On November 16, high school robotics teams met at Half Hollow Hills High School West for the Half Hollow Hills Invitational, a post-season robotics competition, sponsored by School-Business Partnerships of Long Island, Inc.
The competition was designed to showcase the benefits of robotics programs on students, schools and their communities. Residents, teachers and administrators from the Half Hollow Hills School District and other Long Island school districts showed support for SBPLI and the robotics competition by attending the event.
Twenty-seven teams competed this year: Baldwin, Bay Shore, Brentwood, Central Islip, Center Moriches, Cold Spring Harbor, Comsewogue, Connetquot, Great Neck South, Hauppauge, Half Hollow Hills, Hicksville, Island Trees, Lindenhurst, Long Island City, Malverne, Miller Place, North Shore, Patchogue-Medford, Pierson, Plainview-Old Bethpage, Port Washington, Sachem North, Seaford, and West Islip, with Huntington and Northport participating as pre-rookie teams.

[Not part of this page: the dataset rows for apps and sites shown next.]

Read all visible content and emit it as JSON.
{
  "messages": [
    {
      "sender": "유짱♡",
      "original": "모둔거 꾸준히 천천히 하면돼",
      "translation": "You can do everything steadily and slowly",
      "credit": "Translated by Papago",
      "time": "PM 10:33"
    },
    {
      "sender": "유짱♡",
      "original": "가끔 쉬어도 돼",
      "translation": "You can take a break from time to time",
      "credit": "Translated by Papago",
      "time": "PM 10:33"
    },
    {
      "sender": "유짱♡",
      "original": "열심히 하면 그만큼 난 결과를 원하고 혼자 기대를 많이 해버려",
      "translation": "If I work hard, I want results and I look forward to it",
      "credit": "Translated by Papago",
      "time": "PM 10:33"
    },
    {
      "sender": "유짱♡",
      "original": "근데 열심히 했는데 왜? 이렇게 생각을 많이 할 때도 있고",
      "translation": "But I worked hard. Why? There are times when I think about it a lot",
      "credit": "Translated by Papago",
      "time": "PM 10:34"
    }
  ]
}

The finalists of the competition were FIRST (For Inspiration and Recognition of Science and Technology) Team #533, “PSIcotics” from Lindenhurst; FIRST Team #271, “Mechanical Marauders” from Bay Shore; and FIRST Team #2875, “Cyberhawks” from Cold Spring Harbor. The winners were FIRST Team #871, “Robotechs” from West Islip; FIRST Team #329 “Raiders” from Patchogue-Medford; and FIRST Team #3137, “T-Birds” from Connetquot.

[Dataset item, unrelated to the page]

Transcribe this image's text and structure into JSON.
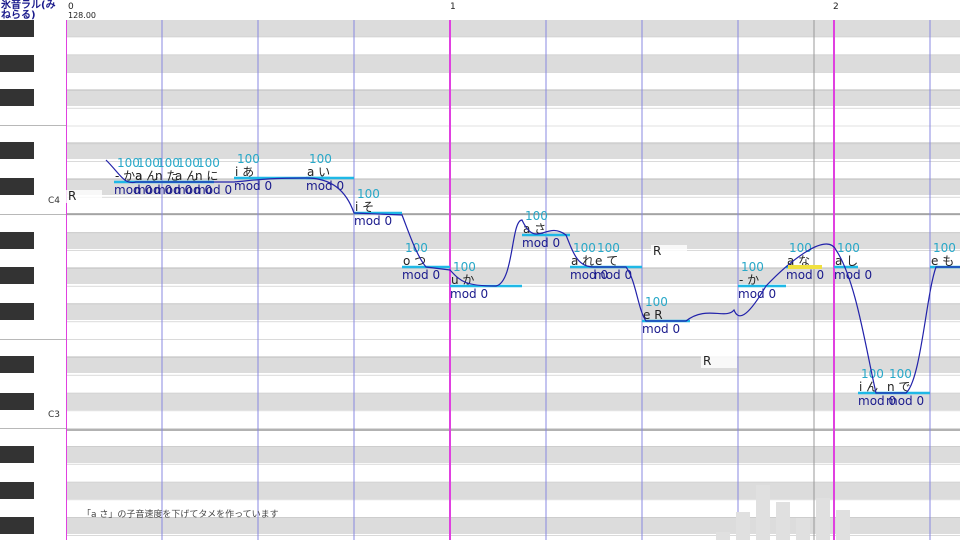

“The competition is not just about the design and building of sophisticated robots. These students also develop maturity, professionalism, teamwork and mentoring skills that enrich their lives,” said Joani Madarash, Executive Director of SBPLI. “Many of our students develop an affinity for their science and math courses, and go on to study engineering, technology or science in college.”

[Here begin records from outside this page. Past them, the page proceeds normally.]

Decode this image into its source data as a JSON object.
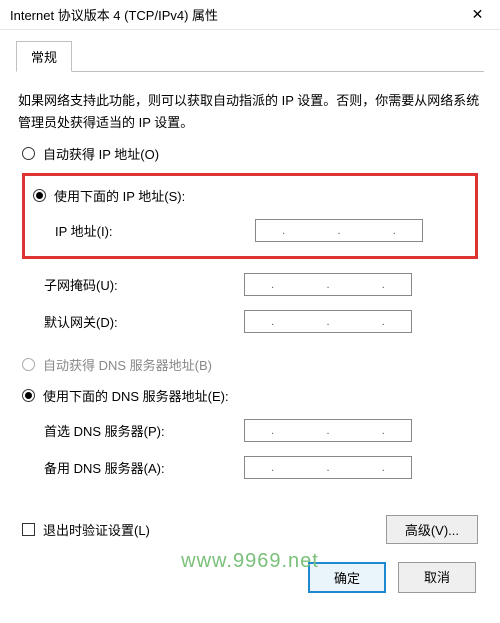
{
  "window": {
    "title": "Internet 协议版本 4 (TCP/IPv4) 属性"
  },
  "tab": {
    "general": "常规"
  },
  "description": "如果网络支持此功能，则可以获取自动指派的 IP 设置。否则，你需要从网络系统管理员处获得适当的 IP 设置。",
  "ip_section": {
    "auto": "自动获得 IP 地址(O)",
    "manual": "使用下面的 IP 地址(S):",
    "ip_label": "IP 地址(I):",
    "subnet_label": "子网掩码(U):",
    "gateway_label": "默认网关(D):"
  },
  "dns_section": {
    "auto": "自动获得 DNS 服务器地址(B)",
    "manual": "使用下面的 DNS 服务器地址(E):",
    "preferred_label": "首选 DNS 服务器(P):",
    "alternate_label": "备用 DNS 服务器(A):"
  },
  "exit_validate": "退出时验证设置(L)",
  "buttons": {
    "advanced": "高级(V)...",
    "ok": "确定",
    "cancel": "取消"
  },
  "watermark": "www.9969.net"
}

Participating teams used the robots they built for the 2013 Long Island Regional FIRST (For Inspiration and Recognition of Science and Technology) competition, which was held at Hofstra University in April. During the competition, students had their robots, some weighing as much as 120 pounds, compete on a 27-by-54-foot playing field with bridges, attempting to earn points by shooting as many discs into the goals as possible. Matches ended with robots attempting to climb up pyramids located near the middle of the field.